## What to produce
Lines with "Institution" in the records below: say how many there are, and add nothing.

## Supplied material

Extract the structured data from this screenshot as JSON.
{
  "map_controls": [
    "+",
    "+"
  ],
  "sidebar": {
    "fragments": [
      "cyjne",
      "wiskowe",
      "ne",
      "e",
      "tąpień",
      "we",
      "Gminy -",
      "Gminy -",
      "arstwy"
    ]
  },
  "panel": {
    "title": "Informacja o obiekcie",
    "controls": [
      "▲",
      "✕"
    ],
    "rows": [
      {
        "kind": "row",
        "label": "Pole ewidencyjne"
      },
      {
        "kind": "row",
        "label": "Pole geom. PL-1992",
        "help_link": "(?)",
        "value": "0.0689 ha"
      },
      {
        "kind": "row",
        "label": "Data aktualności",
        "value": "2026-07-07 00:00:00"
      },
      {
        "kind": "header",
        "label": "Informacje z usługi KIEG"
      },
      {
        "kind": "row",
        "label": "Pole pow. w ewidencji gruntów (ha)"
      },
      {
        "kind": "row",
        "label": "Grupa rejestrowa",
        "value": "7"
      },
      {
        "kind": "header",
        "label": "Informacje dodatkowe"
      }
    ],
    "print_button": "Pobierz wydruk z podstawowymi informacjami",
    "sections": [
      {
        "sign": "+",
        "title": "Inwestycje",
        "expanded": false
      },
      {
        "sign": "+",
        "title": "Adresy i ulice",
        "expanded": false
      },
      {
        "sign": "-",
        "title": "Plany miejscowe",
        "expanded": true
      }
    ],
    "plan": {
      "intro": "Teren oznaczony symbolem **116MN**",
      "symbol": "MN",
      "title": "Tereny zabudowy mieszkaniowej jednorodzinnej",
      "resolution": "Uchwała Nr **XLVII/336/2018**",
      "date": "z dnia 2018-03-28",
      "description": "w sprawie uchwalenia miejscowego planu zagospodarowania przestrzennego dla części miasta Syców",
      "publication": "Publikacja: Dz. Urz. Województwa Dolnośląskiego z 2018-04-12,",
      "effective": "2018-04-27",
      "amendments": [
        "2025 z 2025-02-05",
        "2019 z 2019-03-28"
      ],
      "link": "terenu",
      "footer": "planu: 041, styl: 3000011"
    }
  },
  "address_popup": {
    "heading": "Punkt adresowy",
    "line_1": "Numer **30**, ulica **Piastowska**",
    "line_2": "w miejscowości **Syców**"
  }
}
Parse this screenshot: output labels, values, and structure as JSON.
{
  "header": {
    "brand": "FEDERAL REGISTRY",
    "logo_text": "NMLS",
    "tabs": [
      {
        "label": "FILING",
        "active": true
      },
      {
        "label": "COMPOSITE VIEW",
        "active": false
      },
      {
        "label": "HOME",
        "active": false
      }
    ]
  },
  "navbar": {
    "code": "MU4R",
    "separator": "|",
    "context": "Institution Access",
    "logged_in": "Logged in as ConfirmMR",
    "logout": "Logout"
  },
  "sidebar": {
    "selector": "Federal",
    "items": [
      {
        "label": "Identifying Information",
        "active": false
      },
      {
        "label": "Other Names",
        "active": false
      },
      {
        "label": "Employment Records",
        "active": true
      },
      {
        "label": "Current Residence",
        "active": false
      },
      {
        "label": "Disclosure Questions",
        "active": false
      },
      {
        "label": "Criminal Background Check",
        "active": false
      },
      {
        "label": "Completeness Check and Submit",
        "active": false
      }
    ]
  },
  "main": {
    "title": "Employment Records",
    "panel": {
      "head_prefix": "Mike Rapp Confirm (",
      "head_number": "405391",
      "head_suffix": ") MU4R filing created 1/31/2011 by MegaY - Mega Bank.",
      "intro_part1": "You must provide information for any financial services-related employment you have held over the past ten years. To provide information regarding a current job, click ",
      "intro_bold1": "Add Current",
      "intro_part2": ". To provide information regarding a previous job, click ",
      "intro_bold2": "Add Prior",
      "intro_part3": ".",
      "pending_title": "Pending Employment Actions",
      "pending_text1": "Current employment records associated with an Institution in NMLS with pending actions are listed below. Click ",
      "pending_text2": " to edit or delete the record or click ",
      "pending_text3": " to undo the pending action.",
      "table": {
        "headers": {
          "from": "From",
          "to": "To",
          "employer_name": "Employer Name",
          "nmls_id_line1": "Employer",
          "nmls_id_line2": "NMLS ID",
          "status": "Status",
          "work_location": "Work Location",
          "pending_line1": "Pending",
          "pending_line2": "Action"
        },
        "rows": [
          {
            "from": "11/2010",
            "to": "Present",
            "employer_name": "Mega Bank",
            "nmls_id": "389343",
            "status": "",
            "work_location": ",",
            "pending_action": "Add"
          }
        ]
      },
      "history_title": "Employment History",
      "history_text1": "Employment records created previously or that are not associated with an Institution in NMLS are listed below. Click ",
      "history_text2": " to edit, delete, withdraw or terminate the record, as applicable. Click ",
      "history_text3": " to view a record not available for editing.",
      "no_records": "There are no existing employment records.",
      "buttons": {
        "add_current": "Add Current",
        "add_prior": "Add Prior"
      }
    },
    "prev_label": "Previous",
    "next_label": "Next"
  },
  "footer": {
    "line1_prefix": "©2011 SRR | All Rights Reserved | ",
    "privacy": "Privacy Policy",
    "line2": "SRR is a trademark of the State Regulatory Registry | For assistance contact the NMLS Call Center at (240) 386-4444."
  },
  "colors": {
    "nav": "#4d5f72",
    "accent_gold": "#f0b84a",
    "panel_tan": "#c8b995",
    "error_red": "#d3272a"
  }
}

## Response below
3